-------- The data --------

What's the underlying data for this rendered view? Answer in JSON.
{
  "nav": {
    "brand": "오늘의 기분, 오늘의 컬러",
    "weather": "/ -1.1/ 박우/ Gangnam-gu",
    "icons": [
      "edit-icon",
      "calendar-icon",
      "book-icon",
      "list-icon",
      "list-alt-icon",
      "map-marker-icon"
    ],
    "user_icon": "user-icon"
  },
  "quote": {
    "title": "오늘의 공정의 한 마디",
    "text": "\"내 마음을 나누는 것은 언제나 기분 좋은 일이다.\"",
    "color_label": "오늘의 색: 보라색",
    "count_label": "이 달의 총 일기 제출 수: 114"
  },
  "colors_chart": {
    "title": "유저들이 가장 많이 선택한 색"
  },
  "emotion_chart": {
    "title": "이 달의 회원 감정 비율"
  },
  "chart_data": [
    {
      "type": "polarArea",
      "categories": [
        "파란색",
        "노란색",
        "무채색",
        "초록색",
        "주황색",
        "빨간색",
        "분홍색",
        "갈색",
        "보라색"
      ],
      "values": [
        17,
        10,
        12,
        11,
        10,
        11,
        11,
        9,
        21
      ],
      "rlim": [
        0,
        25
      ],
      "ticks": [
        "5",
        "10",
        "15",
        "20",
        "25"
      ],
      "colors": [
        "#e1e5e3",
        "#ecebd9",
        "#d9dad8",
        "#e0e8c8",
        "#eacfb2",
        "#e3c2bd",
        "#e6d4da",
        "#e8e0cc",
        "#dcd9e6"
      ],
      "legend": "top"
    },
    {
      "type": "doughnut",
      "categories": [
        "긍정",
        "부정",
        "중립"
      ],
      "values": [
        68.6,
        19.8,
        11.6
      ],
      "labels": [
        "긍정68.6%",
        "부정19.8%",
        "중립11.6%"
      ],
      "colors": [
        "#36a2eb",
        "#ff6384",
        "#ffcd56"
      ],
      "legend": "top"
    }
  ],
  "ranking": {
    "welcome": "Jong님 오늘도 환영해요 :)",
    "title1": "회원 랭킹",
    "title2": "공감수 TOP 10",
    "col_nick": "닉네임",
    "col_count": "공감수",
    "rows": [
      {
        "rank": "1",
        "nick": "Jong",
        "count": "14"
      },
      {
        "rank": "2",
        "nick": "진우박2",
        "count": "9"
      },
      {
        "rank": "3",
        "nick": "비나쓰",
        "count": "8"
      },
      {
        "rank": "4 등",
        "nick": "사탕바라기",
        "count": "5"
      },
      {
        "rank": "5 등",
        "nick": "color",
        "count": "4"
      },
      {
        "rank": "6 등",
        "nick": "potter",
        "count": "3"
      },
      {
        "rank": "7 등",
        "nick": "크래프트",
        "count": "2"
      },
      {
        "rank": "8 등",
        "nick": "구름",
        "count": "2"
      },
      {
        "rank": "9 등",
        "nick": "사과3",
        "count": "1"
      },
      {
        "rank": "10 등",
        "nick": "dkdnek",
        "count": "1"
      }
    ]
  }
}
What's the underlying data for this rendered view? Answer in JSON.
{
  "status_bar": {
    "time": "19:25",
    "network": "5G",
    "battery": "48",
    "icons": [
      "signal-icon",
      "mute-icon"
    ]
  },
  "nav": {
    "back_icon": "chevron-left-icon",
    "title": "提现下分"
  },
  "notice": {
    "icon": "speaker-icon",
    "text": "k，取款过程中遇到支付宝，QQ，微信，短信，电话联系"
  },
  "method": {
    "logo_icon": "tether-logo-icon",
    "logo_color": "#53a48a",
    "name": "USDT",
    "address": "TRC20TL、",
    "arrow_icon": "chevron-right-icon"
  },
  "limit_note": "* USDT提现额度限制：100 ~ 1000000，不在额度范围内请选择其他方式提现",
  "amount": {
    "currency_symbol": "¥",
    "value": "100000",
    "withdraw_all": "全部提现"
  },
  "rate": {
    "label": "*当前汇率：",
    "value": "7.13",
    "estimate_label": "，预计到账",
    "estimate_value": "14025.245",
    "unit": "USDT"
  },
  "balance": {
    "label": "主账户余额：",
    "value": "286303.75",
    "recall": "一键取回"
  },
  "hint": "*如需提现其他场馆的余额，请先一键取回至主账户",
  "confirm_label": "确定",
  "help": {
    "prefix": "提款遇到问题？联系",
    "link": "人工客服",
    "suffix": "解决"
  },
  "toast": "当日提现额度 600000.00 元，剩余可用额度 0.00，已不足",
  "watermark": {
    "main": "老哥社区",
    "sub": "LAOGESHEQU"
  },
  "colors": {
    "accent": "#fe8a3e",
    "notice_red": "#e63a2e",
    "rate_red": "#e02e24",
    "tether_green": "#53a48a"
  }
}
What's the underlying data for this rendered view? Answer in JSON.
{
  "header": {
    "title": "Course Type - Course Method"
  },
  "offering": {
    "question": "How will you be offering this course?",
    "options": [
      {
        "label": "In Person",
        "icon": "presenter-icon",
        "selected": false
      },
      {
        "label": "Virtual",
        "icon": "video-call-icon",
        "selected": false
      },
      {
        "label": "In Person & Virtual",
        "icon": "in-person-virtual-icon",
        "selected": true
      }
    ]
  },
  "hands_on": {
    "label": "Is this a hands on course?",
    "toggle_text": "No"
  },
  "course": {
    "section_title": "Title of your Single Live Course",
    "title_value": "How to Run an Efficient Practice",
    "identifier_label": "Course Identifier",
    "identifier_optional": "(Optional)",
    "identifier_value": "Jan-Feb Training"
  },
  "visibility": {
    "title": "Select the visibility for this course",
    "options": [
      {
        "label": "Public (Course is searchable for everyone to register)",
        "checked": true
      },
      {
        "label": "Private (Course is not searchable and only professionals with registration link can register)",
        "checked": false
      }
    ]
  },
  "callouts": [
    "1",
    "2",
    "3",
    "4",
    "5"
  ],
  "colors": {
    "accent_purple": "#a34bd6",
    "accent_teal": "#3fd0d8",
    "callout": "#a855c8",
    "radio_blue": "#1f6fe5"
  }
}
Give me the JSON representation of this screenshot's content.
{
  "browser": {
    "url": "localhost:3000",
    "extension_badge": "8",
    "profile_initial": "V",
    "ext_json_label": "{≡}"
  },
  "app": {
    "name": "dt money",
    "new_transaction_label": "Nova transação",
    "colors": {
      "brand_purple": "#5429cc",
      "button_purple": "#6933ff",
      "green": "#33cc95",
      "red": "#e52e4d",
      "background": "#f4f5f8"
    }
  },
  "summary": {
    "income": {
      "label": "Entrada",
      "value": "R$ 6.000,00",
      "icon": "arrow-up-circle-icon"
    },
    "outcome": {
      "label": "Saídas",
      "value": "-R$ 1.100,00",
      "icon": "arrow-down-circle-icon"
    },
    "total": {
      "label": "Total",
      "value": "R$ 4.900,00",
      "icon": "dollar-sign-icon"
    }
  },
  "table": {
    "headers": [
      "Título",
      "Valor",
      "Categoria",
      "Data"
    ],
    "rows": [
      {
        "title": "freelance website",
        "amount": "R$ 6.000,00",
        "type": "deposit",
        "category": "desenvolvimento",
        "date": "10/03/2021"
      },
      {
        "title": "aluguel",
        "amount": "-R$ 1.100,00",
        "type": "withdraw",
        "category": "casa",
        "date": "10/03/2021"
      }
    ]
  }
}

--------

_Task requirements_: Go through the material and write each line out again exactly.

_Result for this exercise_:
What's the underlying data for this rendered view? Answer in JSON.
{
  "nav": {
    "brand": "오늘의 기분, 오늘의 컬러",
    "weather": "/ -1.1/ 박우/ Gangnam-gu",
    "icons": [
      "edit-icon",
      "calendar-icon",
      "book-icon",
      "list-icon",
      "list-alt-icon",
      "map-marker-icon"
    ],
    "user_icon": "user-icon"
  },
  "quote": {
    "title": "오늘의 공정의 한 마디",
    "text": "\"내 마음을 나누는 것은 언제나 기분 좋은 일이다.\"",
    "color_label": "오늘의 색: 보라색",
    "count_label": "이 달의 총 일기 제출 수: 114"
  },
  "colors_chart": {
    "title": "유저들이 가장 많이 선택한 색"
  },
  "emotion_chart": {
    "title": "이 달의 회원 감정 비율"
  },
  "chart_data": [
    {
      "type": "polarArea",
      "categories": [
        "파란색",
        "노란색",
        "무채색",
        "초록색",
        "주황색",
        "빨간색",
        "분홍색",
        "갈색",
        "보라색"
      ],
      "values": [
        17,
        10,
        12,
        11,
        10,
        11,
        11,
        9,
        21
      ],
      "rlim": [
        0,
        25
      ],
      "ticks": [
        "5",
        "10",
        "15",
        "20",
        "25"
      ],
      "colors": [
        "#e1e5e3",
        "#ecebd9",
        "#d9dad8",
        "#e0e8c8",
        "#eacfb2",
        "#e3c2bd",
        "#e6d4da",
        "#e8e0cc",
        "#dcd9e6"
      ],
      "legend": "top"
    },
    {
      "type": "doughnut",
      "categories": [
        "긍정",
        "부정",
        "중립"
      ],
      "values": [
        68.6,
        19.8,
        11.6
      ],
      "labels": [
        "긍정68.6%",
        "부정19.8%",
        "중립11.6%"
      ],
      "colors": [
        "#36a2eb",
        "#ff6384",
        "#ffcd56"
      ],
      "legend": "top"
    }
  ],
  "ranking": {
    "welcome": "Jong님 오늘도 환영해요 :)",
    "title1": "회원 랭킹",
    "title2": "공감수 TOP 10",
    "col_nick": "닉네임",
    "col_count": "공감수",
    "rows": [
      {
        "rank": "1",
        "nick": "Jong",
        "count": "14"
      },
      {
        "rank": "2",
        "nick": "진우박2",
        "count": "9"
      },
      {
        "rank": "3",
        "nick": "비나쓰",
        "count": "8"
      },
      {
        "rank": "4 등",
        "nick": "사탕바라기",
        "count": "5"
      },
      {
        "rank": "5 등",
        "nick": "color",
        "count": "4"
      },
      {
        "rank": "6 등",
        "nick": "potter",
        "count": "3"
      },
      {
        "rank": "7 등",
        "nick": "크래프트",
        "count": "2"
      },
      {
        "rank": "8 등",
        "nick": "구름",
        "count": "2"
      },
      {
        "rank": "9 등",
        "nick": "사과3",
        "count": "1"
      },
      {
        "rank": "10 등",
        "nick": "dkdnek",
        "count": "1"
      }
    ]
  }
}
What's the underlying data for this rendered view? Answer in JSON.
{
  "status_bar": {
    "time": "19:25",
    "network": "5G",
    "battery": "48",
    "icons": [
      "signal-icon",
      "mute-icon"
    ]
  },
  "nav": {
    "back_icon": "chevron-left-icon",
    "title": "提现下分"
  },
  "notice": {
    "icon": "speaker-icon",
    "text": "k，取款过程中遇到支付宝，QQ，微信，短信，电话联系"
  },
  "method": {
    "logo_icon": "tether-logo-icon",
    "logo_color": "#53a48a",
    "name": "USDT",
    "address": "TRC20TL、",
    "arrow_icon": "chevron-right-icon"
  },
  "limit_note": "* USDT提现额度限制：100 ~ 1000000，不在额度范围内请选择其他方式提现",
  "amount": {
    "currency_symbol": "¥",
    "value": "100000",
    "withdraw_all": "全部提现"
  },
  "rate": {
    "label": "*当前汇率：",
    "value": "7.13",
    "estimate_label": "，预计到账",
    "estimate_value": "14025.245",
    "unit": "USDT"
  },
  "balance": {
    "label": "主账户余额：",
    "value": "286303.75",
    "recall": "一键取回"
  },
  "hint": "*如需提现其他场馆的余额，请先一键取回至主账户",
  "confirm_label": "确定",
  "help": {
    "prefix": "提款遇到问题？联系",
    "link": "人工客服",
    "suffix": "解决"
  },
  "toast": "当日提现额度 600000.00 元，剩余可用额度 0.00，已不足",
  "watermark": {
    "main": "老哥社区",
    "sub": "LAOGESHEQU"
  },
  "colors": {
    "accent": "#fe8a3e",
    "notice_red": "#e63a2e",
    "rate_red": "#e02e24",
    "tether_green": "#53a48a"
  }
}
What's the underlying data for this rendered view? Answer in JSON.
{
  "header": {
    "title": "Course Type - Course Method"
  },
  "offering": {
    "question": "How will you be offering this course?",
    "options": [
      {
        "label": "In Person",
        "icon": "presenter-icon",
        "selected": false
      },
      {
        "label": "Virtual",
        "icon": "video-call-icon",
        "selected": false
      },
      {
        "label": "In Person & Virtual",
        "icon": "in-person-virtual-icon",
        "selected": true
      }
    ]
  },
  "hands_on": {
    "label": "Is this a hands on course?",
    "toggle_text": "No"
  },
  "course": {
    "section_title": "Title of your Single Live Course",
    "title_value": "How to Run an Efficient Practice",
    "identifier_label": "Course Identifier",
    "identifier_optional": "(Optional)",
    "identifier_value": "Jan-Feb Training"
  },
  "visibility": {
    "title": "Select the visibility for this course",
    "options": [
      {
        "label": "Public (Course is searchable for everyone to register)",
        "checked": true
      },
      {
        "label": "Private (Course is not searchable and only professionals with registration link can register)",
        "checked": false
      }
    ]
  },
  "callouts": [
    "1",
    "2",
    "3",
    "4",
    "5"
  ],
  "colors": {
    "accent_purple": "#a34bd6",
    "accent_teal": "#3fd0d8",
    "callout": "#a855c8",
    "radio_blue": "#1f6fe5"
  }
}
Give me the JSON representation of this screenshot's content.
{
  "browser": {
    "url": "localhost:3000",
    "extension_badge": "8",
    "profile_initial": "V",
    "ext_json_label": "{≡}"
  },
  "app": {
    "name": "dt money",
    "new_transaction_label": "Nova transação",
    "colors": {
      "brand_purple": "#5429cc",
      "button_purple": "#6933ff",
      "green": "#33cc95",
      "red": "#e52e4d",
      "background": "#f4f5f8"
    }
  },
  "summary": {
    "income": {
      "label": "Entrada",
      "value": "R$ 6.000,00",
      "icon": "arrow-up-circle-icon"
    },
    "outcome": {
      "label": "Saídas",
      "value": "-R$ 1.100,00",
      "icon": "arrow-down-circle-icon"
    },
    "total": {
      "label": "Total",
      "value": "R$ 4.900,00",
      "icon": "dollar-sign-icon"
    }
  },
  "table": {
    "headers": [
      "Título",
      "Valor",
      "Categoria",
      "Data"
    ],
    "rows": [
      {
        "title": "freelance website",
        "amount": "R$ 6.000,00",
        "type": "deposit",
        "category": "desenvolvimento",
        "date": "10/03/2021"
      },
      {
        "title": "aluguel",
        "amount": "-R$ 1.100,00",
        "type": "withdraw",
        "category": "casa",
        "date": "10/03/2021"
      }
    ]
  }
}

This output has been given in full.